Citations of RUSI experts, analysis and events in the global media from August 2010
Strategic Defence and Security Review
As the debate over the SDSR forces analysts to consider where cuts can be made, Jeremy Blackham and Gwyn Prins state that the Navy has already been weakened to a dangerous point, and that its capabilities must now be improved, rather than reduced, in order for it to maintain the level of defence we take for granted.
Coverage: Reuters, The Financial Times, The Guardian, The Telegraph, BBC News, BBC Radio 4, BBC Radio Scotland, The Daily Mail, The Daily Express, The Financial, ePolitix, The Engineer, The Plymouth Herald
As the maintenance of the UKs Trident nuclear weapons system enters the budget debate, Malcolm Chalmers suggests that ending Continuous-at-sea deterrence would significantly reduce spending while having a minimal impact on British defence. Maintaining the deterrent as it is can be seen as a hangover from the Cold War, and the time has come to consider creating space for new and more relevant technologies.
Coverage: Reuters, Time Magazine, Channel 4 News, CNN, Global Security Newswire, The Independent, The Telegraph, The Engineer, politics.co.uk, politics.co.uk, Conservativehome, Ekklesia, Ekklesia, The Scotsman, North West Evening Mail
At a speech chaired by RUSI, Liam Fox MP declares himself unwilling to voice his deliberations over which areas of defence will be hit by cuts in the upcoming SDSR.

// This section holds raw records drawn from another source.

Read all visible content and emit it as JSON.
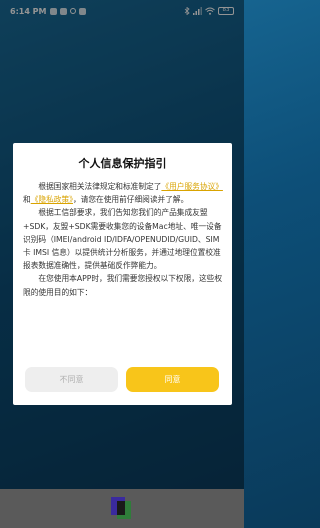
{
  "status_bar": {
    "time": "6:14 PM",
    "battery": "83"
  },
  "dialog": {
    "title": "个人信息保护指引",
    "p1": {
      "before": "根据国家相关法律规定和标准制定了",
      "link1": "《用户服务协议》",
      "mid": "和",
      "link2": "《隐私政策》",
      "after": "，请您在使用前仔细阅读并了解。"
    },
    "p2": "根据工信部要求，我们告知您我们的产品集成友盟+SDK，友盟+SDK需要收集您的设备Mac地址、唯一设备识别码（IMEI/android ID/IDFA/OPENUDID/GUID、SIM 卡 IMSI 信息）以提供统计分析服务，并通过地理位置校准报表数据准确性，提供基础反作弊能力。",
    "p3": "在您使用本APP时，我们需要您授权以下权限，这些权限的使用目的如下：",
    "disagree_label": "不同意",
    "agree_label": "同意"
  },
  "colors": {
    "accent": "#f8c51a",
    "link": "#d9a300",
    "background": "#0d4f78"
  }
}
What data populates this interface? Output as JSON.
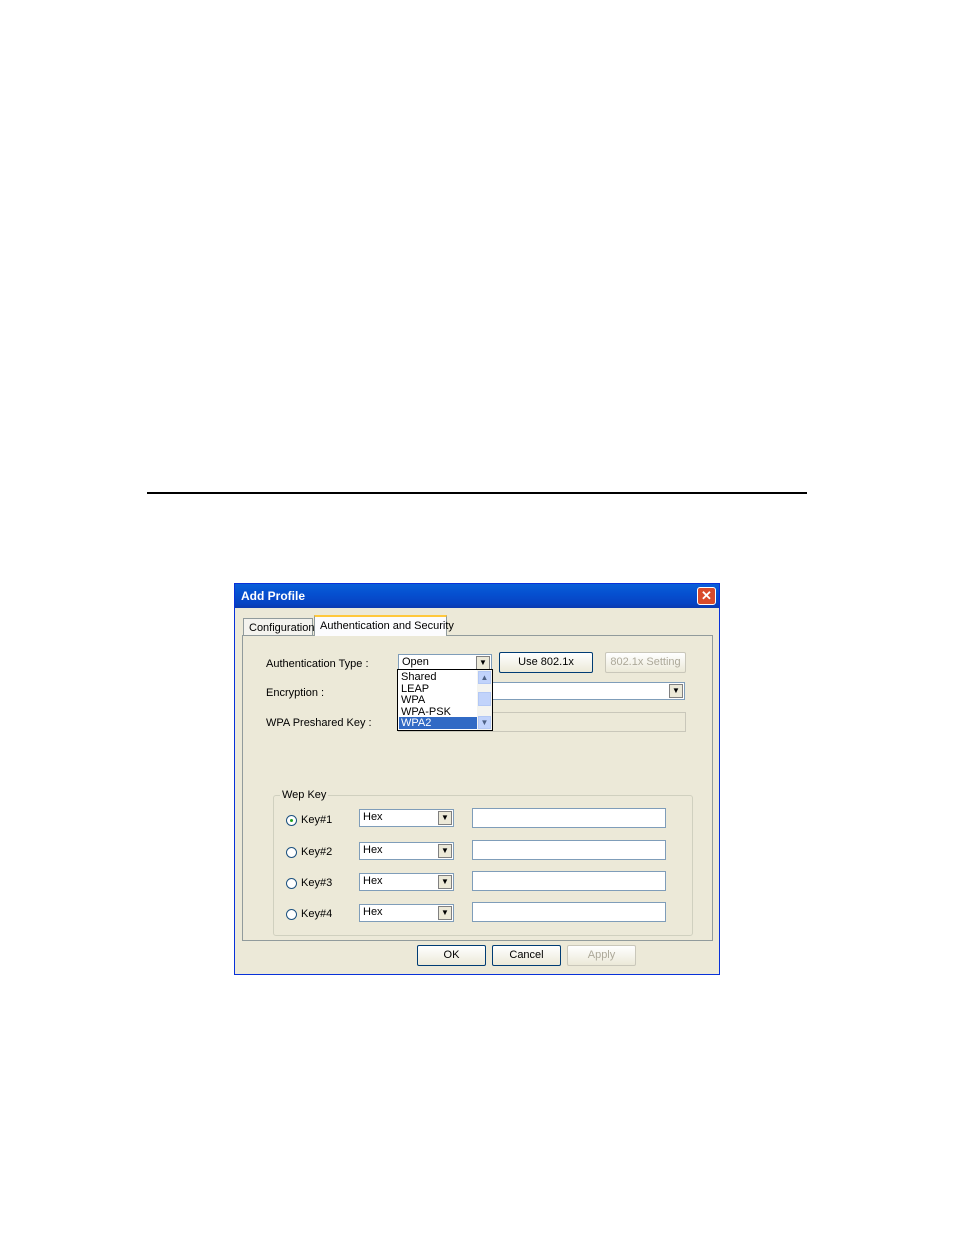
{
  "dialog": {
    "title": "Add Profile",
    "close_symbol": "✕",
    "tabs": [
      "Configuration",
      "Authentication and Security"
    ],
    "auth_type": {
      "label": "Authentication Type :",
      "value": "Open"
    },
    "use_8021x_label": "Use 802.1x",
    "setting_8021x_label": "802.1x Setting",
    "encryption": {
      "label": "Encryption :",
      "value": ""
    },
    "wpa_key": {
      "label": "WPA Preshared Key :",
      "value": ""
    },
    "auth_options": [
      "Shared",
      "LEAP",
      "WPA",
      "WPA-PSK",
      "WPA2"
    ],
    "auth_selected": "WPA2",
    "wep_key": {
      "legend": "Wep Key",
      "keys": [
        {
          "label": "Key#1",
          "format": "Hex",
          "value": "",
          "selected": true
        },
        {
          "label": "Key#2",
          "format": "Hex",
          "value": "",
          "selected": false
        },
        {
          "label": "Key#3",
          "format": "Hex",
          "value": "",
          "selected": false
        },
        {
          "label": "Key#4",
          "format": "Hex",
          "value": "",
          "selected": false
        }
      ]
    },
    "buttons": {
      "ok": "OK",
      "cancel": "Cancel",
      "apply": "Apply"
    },
    "icons": {
      "dropdown_arrow": "▼",
      "scroll_up": "▲",
      "scroll_down": "▼"
    }
  }
}
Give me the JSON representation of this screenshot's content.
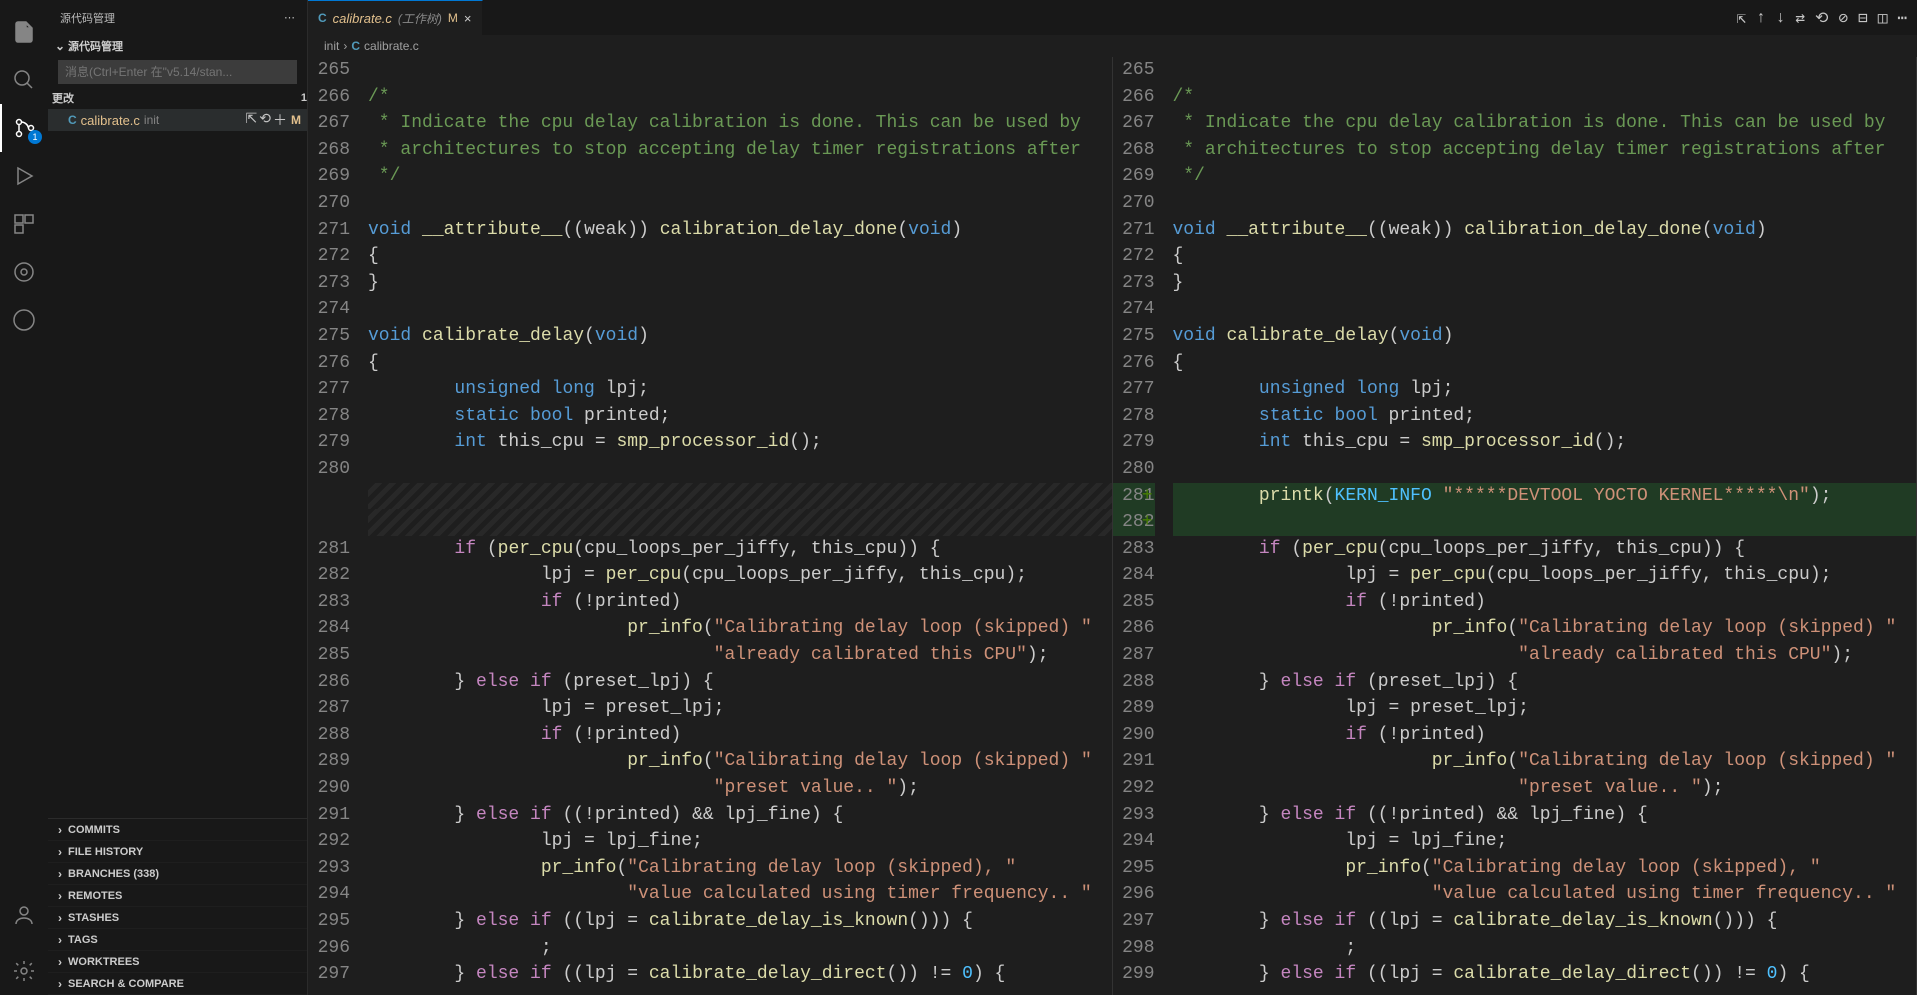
{
  "sidebar": {
    "title": "源代码管理",
    "repo_header": "源代码管理",
    "input_placeholder": "消息(Ctrl+Enter 在\"v5.14/stan...",
    "changes_label": "更改",
    "changes_count": "1",
    "file": {
      "icon": "C",
      "name": "calibrate.c",
      "dir": "init",
      "status": "M"
    },
    "sections": [
      "COMMITS",
      "FILE HISTORY",
      "BRANCHES (338)",
      "REMOTES",
      "STASHES",
      "TAGS",
      "WORKTREES",
      "SEARCH & COMPARE"
    ]
  },
  "tab": {
    "icon": "C",
    "label": "calibrate.c",
    "suffix": "(工作树)",
    "status": "M"
  },
  "breadcrumbs": [
    "init",
    "calibrate.c"
  ],
  "left_lines": [
    {
      "n": "265",
      "t": ""
    },
    {
      "n": "266",
      "t": [
        [
          " ",
          "c-comment",
          "/*"
        ]
      ]
    },
    {
      "n": "267",
      "t": [
        [
          " ",
          "c-comment",
          " * Indicate the cpu delay calibration is done. This can be used by"
        ]
      ]
    },
    {
      "n": "268",
      "t": [
        [
          " ",
          "c-comment",
          " * architectures to stop accepting delay timer registrations after"
        ]
      ]
    },
    {
      "n": "269",
      "t": [
        [
          " ",
          "c-comment",
          " */"
        ]
      ]
    },
    {
      "n": "270",
      "t": ""
    },
    {
      "n": "271",
      "t": [
        [
          "",
          "c-keyword",
          "void"
        ],
        [
          " ",
          "",
          " "
        ],
        [
          "",
          "c-func",
          "__attribute__"
        ],
        [
          "",
          "",
          "((weak)) "
        ],
        [
          "",
          "c-func",
          "calibration_delay_done"
        ],
        [
          "",
          "",
          "("
        ],
        [
          "",
          "c-keyword",
          "void"
        ],
        [
          "",
          "",
          ")"
        ]
      ]
    },
    {
      "n": "272",
      "t": "{"
    },
    {
      "n": "273",
      "t": "}"
    },
    {
      "n": "274",
      "t": ""
    },
    {
      "n": "275",
      "t": [
        [
          "",
          "c-keyword",
          "void"
        ],
        [
          " ",
          "",
          " "
        ],
        [
          "",
          "c-func",
          "calibrate_delay"
        ],
        [
          "",
          "",
          "("
        ],
        [
          "",
          "c-keyword",
          "void"
        ],
        [
          "",
          "",
          ")"
        ]
      ]
    },
    {
      "n": "276",
      "t": "{"
    },
    {
      "n": "277",
      "t": [
        [
          "",
          "",
          "        "
        ],
        [
          "",
          "c-keyword",
          "unsigned long"
        ],
        [
          "",
          "",
          " lpj;"
        ]
      ]
    },
    {
      "n": "278",
      "t": [
        [
          "",
          "",
          "        "
        ],
        [
          "",
          "c-keyword",
          "static bool"
        ],
        [
          "",
          "",
          " printed;"
        ]
      ]
    },
    {
      "n": "279",
      "t": [
        [
          "",
          "",
          "        "
        ],
        [
          "",
          "c-keyword",
          "int"
        ],
        [
          "",
          "",
          " this_cpu = "
        ],
        [
          "",
          "c-func",
          "smp_processor_id"
        ],
        [
          "",
          "",
          "();"
        ]
      ]
    },
    {
      "n": "280",
      "t": ""
    },
    {
      "n": "",
      "t": "",
      "cls": "removed-ph"
    },
    {
      "n": "",
      "t": "",
      "cls": "removed-ph"
    },
    {
      "n": "281",
      "t": [
        [
          "",
          "",
          "        "
        ],
        [
          "",
          "c-macro",
          "if"
        ],
        [
          "",
          "",
          " ("
        ],
        [
          "",
          "c-func",
          "per_cpu"
        ],
        [
          "",
          "",
          "(cpu_loops_per_jiffy, this_cpu)) {"
        ]
      ]
    },
    {
      "n": "282",
      "t": [
        [
          "",
          "",
          "                lpj = "
        ],
        [
          "",
          "c-func",
          "per_cpu"
        ],
        [
          "",
          "",
          "(cpu_loops_per_jiffy, this_cpu);"
        ]
      ]
    },
    {
      "n": "283",
      "t": [
        [
          "",
          "",
          "                "
        ],
        [
          "",
          "c-macro",
          "if"
        ],
        [
          "",
          "",
          " (!printed)"
        ]
      ]
    },
    {
      "n": "284",
      "t": [
        [
          "",
          "",
          "                        "
        ],
        [
          "",
          "c-func",
          "pr_info"
        ],
        [
          "",
          "",
          "("
        ],
        [
          "",
          "c-string",
          "\"Calibrating delay loop (skipped) \""
        ]
      ]
    },
    {
      "n": "285",
      "t": [
        [
          "",
          "",
          "                                "
        ],
        [
          "",
          "c-string",
          "\"already calibrated this CPU\""
        ],
        [
          "",
          "",
          ");"
        ]
      ]
    },
    {
      "n": "286",
      "t": [
        [
          "",
          "",
          "        } "
        ],
        [
          "",
          "c-macro",
          "else if"
        ],
        [
          "",
          "",
          " (preset_lpj) {"
        ]
      ]
    },
    {
      "n": "287",
      "t": "                lpj = preset_lpj;"
    },
    {
      "n": "288",
      "t": [
        [
          "",
          "",
          "                "
        ],
        [
          "",
          "c-macro",
          "if"
        ],
        [
          "",
          "",
          " (!printed)"
        ]
      ]
    },
    {
      "n": "289",
      "t": [
        [
          "",
          "",
          "                        "
        ],
        [
          "",
          "c-func",
          "pr_info"
        ],
        [
          "",
          "",
          "("
        ],
        [
          "",
          "c-string",
          "\"Calibrating delay loop (skipped) \""
        ]
      ]
    },
    {
      "n": "290",
      "t": [
        [
          "",
          "",
          "                                "
        ],
        [
          "",
          "c-string",
          "\"preset value.. \""
        ],
        [
          "",
          "",
          ");"
        ]
      ]
    },
    {
      "n": "291",
      "t": [
        [
          "",
          "",
          "        } "
        ],
        [
          "",
          "c-macro",
          "else if"
        ],
        [
          "",
          "",
          " ((!printed) && lpj_fine) {"
        ]
      ]
    },
    {
      "n": "292",
      "t": "                lpj = lpj_fine;"
    },
    {
      "n": "293",
      "t": [
        [
          "",
          "",
          "                "
        ],
        [
          "",
          "c-func",
          "pr_info"
        ],
        [
          "",
          "",
          "("
        ],
        [
          "",
          "c-string",
          "\"Calibrating delay loop (skipped), \""
        ]
      ]
    },
    {
      "n": "294",
      "t": [
        [
          "",
          "",
          "                        "
        ],
        [
          "",
          "c-string",
          "\"value calculated using timer frequency.. \""
        ]
      ]
    },
    {
      "n": "295",
      "t": [
        [
          "",
          "",
          "        } "
        ],
        [
          "",
          "c-macro",
          "else if"
        ],
        [
          "",
          "",
          " ((lpj = "
        ],
        [
          "",
          "c-func",
          "calibrate_delay_is_known"
        ],
        [
          "",
          "",
          "())) {"
        ]
      ]
    },
    {
      "n": "296",
      "t": "                ;"
    },
    {
      "n": "297",
      "t": [
        [
          "",
          "",
          "        } "
        ],
        [
          "",
          "c-macro",
          "else if"
        ],
        [
          "",
          "",
          " ((lpj = "
        ],
        [
          "",
          "c-func",
          "calibrate_delay_direct"
        ],
        [
          "",
          "",
          "()) != "
        ],
        [
          "",
          "c-const",
          "0"
        ],
        [
          "",
          "",
          ") {"
        ]
      ]
    }
  ],
  "right_lines": [
    {
      "n": "265",
      "t": ""
    },
    {
      "n": "266",
      "t": [
        [
          " ",
          "c-comment",
          "/*"
        ]
      ]
    },
    {
      "n": "267",
      "t": [
        [
          " ",
          "c-comment",
          " * Indicate the cpu delay calibration is done. This can be used by"
        ]
      ]
    },
    {
      "n": "268",
      "t": [
        [
          " ",
          "c-comment",
          " * architectures to stop accepting delay timer registrations after"
        ]
      ]
    },
    {
      "n": "269",
      "t": [
        [
          " ",
          "c-comment",
          " */"
        ]
      ]
    },
    {
      "n": "270",
      "t": ""
    },
    {
      "n": "271",
      "t": [
        [
          "",
          "c-keyword",
          "void"
        ],
        [
          " ",
          "",
          " "
        ],
        [
          "",
          "c-func",
          "__attribute__"
        ],
        [
          "",
          "",
          "((weak)) "
        ],
        [
          "",
          "c-func",
          "calibration_delay_done"
        ],
        [
          "",
          "",
          "("
        ],
        [
          "",
          "c-keyword",
          "void"
        ],
        [
          "",
          "",
          ")"
        ]
      ]
    },
    {
      "n": "272",
      "t": "{"
    },
    {
      "n": "273",
      "t": "}"
    },
    {
      "n": "274",
      "t": ""
    },
    {
      "n": "275",
      "t": [
        [
          "",
          "c-keyword",
          "void"
        ],
        [
          " ",
          "",
          " "
        ],
        [
          "",
          "c-func",
          "calibrate_delay"
        ],
        [
          "",
          "",
          "("
        ],
        [
          "",
          "c-keyword",
          "void"
        ],
        [
          "",
          "",
          ")"
        ]
      ]
    },
    {
      "n": "276",
      "t": "{"
    },
    {
      "n": "277",
      "t": [
        [
          "",
          "",
          "        "
        ],
        [
          "",
          "c-keyword",
          "unsigned long"
        ],
        [
          "",
          "",
          " lpj;"
        ]
      ]
    },
    {
      "n": "278",
      "t": [
        [
          "",
          "",
          "        "
        ],
        [
          "",
          "c-keyword",
          "static bool"
        ],
        [
          "",
          "",
          " printed;"
        ]
      ]
    },
    {
      "n": "279",
      "t": [
        [
          "",
          "",
          "        "
        ],
        [
          "",
          "c-keyword",
          "int"
        ],
        [
          "",
          "",
          " this_cpu = "
        ],
        [
          "",
          "c-func",
          "smp_processor_id"
        ],
        [
          "",
          "",
          "();"
        ]
      ]
    },
    {
      "n": "280",
      "t": ""
    },
    {
      "n": "281",
      "cls": "added",
      "plus": true,
      "t": [
        [
          "",
          "",
          "        "
        ],
        [
          "",
          "c-func",
          "printk"
        ],
        [
          "",
          "",
          "("
        ],
        [
          "",
          "c-const",
          "KERN_INFO"
        ],
        [
          "",
          "",
          " "
        ],
        [
          "",
          "c-string",
          "\"*****DEVTOOL YOCTO KERNEL*****\\n\""
        ],
        [
          "",
          "",
          ");"
        ]
      ]
    },
    {
      "n": "282",
      "cls": "added",
      "plus": true,
      "t": ""
    },
    {
      "n": "283",
      "t": [
        [
          "",
          "",
          "        "
        ],
        [
          "",
          "c-macro",
          "if"
        ],
        [
          "",
          "",
          " ("
        ],
        [
          "",
          "c-func",
          "per_cpu"
        ],
        [
          "",
          "",
          "(cpu_loops_per_jiffy, this_cpu)) {"
        ]
      ]
    },
    {
      "n": "284",
      "t": [
        [
          "",
          "",
          "                lpj = "
        ],
        [
          "",
          "c-func",
          "per_cpu"
        ],
        [
          "",
          "",
          "(cpu_loops_per_jiffy, this_cpu);"
        ]
      ]
    },
    {
      "n": "285",
      "t": [
        [
          "",
          "",
          "                "
        ],
        [
          "",
          "c-macro",
          "if"
        ],
        [
          "",
          "",
          " (!printed)"
        ]
      ]
    },
    {
      "n": "286",
      "t": [
        [
          "",
          "",
          "                        "
        ],
        [
          "",
          "c-func",
          "pr_info"
        ],
        [
          "",
          "",
          "("
        ],
        [
          "",
          "c-string",
          "\"Calibrating delay loop (skipped) \""
        ]
      ]
    },
    {
      "n": "287",
      "t": [
        [
          "",
          "",
          "                                "
        ],
        [
          "",
          "c-string",
          "\"already calibrated this CPU\""
        ],
        [
          "",
          "",
          ");"
        ]
      ]
    },
    {
      "n": "288",
      "t": [
        [
          "",
          "",
          "        } "
        ],
        [
          "",
          "c-macro",
          "else if"
        ],
        [
          "",
          "",
          " (preset_lpj) {"
        ]
      ]
    },
    {
      "n": "289",
      "t": "                lpj = preset_lpj;"
    },
    {
      "n": "290",
      "t": [
        [
          "",
          "",
          "                "
        ],
        [
          "",
          "c-macro",
          "if"
        ],
        [
          "",
          "",
          " (!printed)"
        ]
      ]
    },
    {
      "n": "291",
      "t": [
        [
          "",
          "",
          "                        "
        ],
        [
          "",
          "c-func",
          "pr_info"
        ],
        [
          "",
          "",
          "("
        ],
        [
          "",
          "c-string",
          "\"Calibrating delay loop (skipped) \""
        ]
      ]
    },
    {
      "n": "292",
      "t": [
        [
          "",
          "",
          "                                "
        ],
        [
          "",
          "c-string",
          "\"preset value.. \""
        ],
        [
          "",
          "",
          ");"
        ]
      ]
    },
    {
      "n": "293",
      "t": [
        [
          "",
          "",
          "        } "
        ],
        [
          "",
          "c-macro",
          "else if"
        ],
        [
          "",
          "",
          " ((!printed) && lpj_fine) {"
        ]
      ]
    },
    {
      "n": "294",
      "t": "                lpj = lpj_fine;"
    },
    {
      "n": "295",
      "t": [
        [
          "",
          "",
          "                "
        ],
        [
          "",
          "c-func",
          "pr_info"
        ],
        [
          "",
          "",
          "("
        ],
        [
          "",
          "c-string",
          "\"Calibrating delay loop (skipped), \""
        ]
      ]
    },
    {
      "n": "296",
      "t": [
        [
          "",
          "",
          "                        "
        ],
        [
          "",
          "c-string",
          "\"value calculated using timer frequency.. \""
        ]
      ]
    },
    {
      "n": "297",
      "t": [
        [
          "",
          "",
          "        } "
        ],
        [
          "",
          "c-macro",
          "else if"
        ],
        [
          "",
          "",
          " ((lpj = "
        ],
        [
          "",
          "c-func",
          "calibrate_delay_is_known"
        ],
        [
          "",
          "",
          "())) {"
        ]
      ]
    },
    {
      "n": "298",
      "t": "                ;"
    },
    {
      "n": "299",
      "t": [
        [
          "",
          "",
          "        } "
        ],
        [
          "",
          "c-macro",
          "else if"
        ],
        [
          "",
          "",
          " ((lpj = "
        ],
        [
          "",
          "c-func",
          "calibrate_delay_direct"
        ],
        [
          "",
          "",
          "()) != "
        ],
        [
          "",
          "c-const",
          "0"
        ],
        [
          "",
          "",
          ") {"
        ]
      ]
    }
  ]
}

With the UK security chief to step down in 2011, Malcolm Chalmers comments on the dynamics of the Ministry of Defence and the Cabinet, and the effect of these on the future SDSR.
Coverage: The Financial Times
As the SDSR draws closer, Michael Clarke comments on the difficulties of predicting the extent or nature of the forthcoming budget cuts.
Coverage: The Associated Press
As the defence community consider the possible outcomes of the SDSR, Trevor Taylor suggests that consideration of future needs will be high on the agenda.
As the last US combat brigade leaves Iraq, Amyas Godfrey notes that the US has achieved all of its short-term goals. Unfortunately, this has by no means resolved the situation in the country.
Coverage: The Daily Mail
In considerations over the use of private security firms in Afghanistan, Michael Codner comments that such firms can provide high quality services while keeping costs low.
Coverage: The Guardian
As the situation in Afghanistan gains further public scrutiny, Malcolm Chalmers suggests that the government's 'chain of terror' argument will not accepted by the majority of British citizens.
Coverage: Voice of America
In a consideration of Chinese intelligence-gathering techniques, Alex Neill comments that the country employs the 'thousand grains of sand' technique.
Coverage: The Monocle
Coverage: Insurance News Net
Africa's requirement for a coherent maritime strategy is displayed in Knox Chitiyo's co-written paper: "Maritime Development in Africa - An Independent Specialist's Framework"
Coverage: Defence Web
In discussions over the impact of climate change on strategic security, a RUSI paper indicates that it could have as significant effect on the security environment as the end of the Cold War
As speculation arises as to whether a Japanese tanker was the subject of a terrorist attack, Michael Codner suggests that the ship was damaged by pressure rather than impact or a missile.
Coverage: The National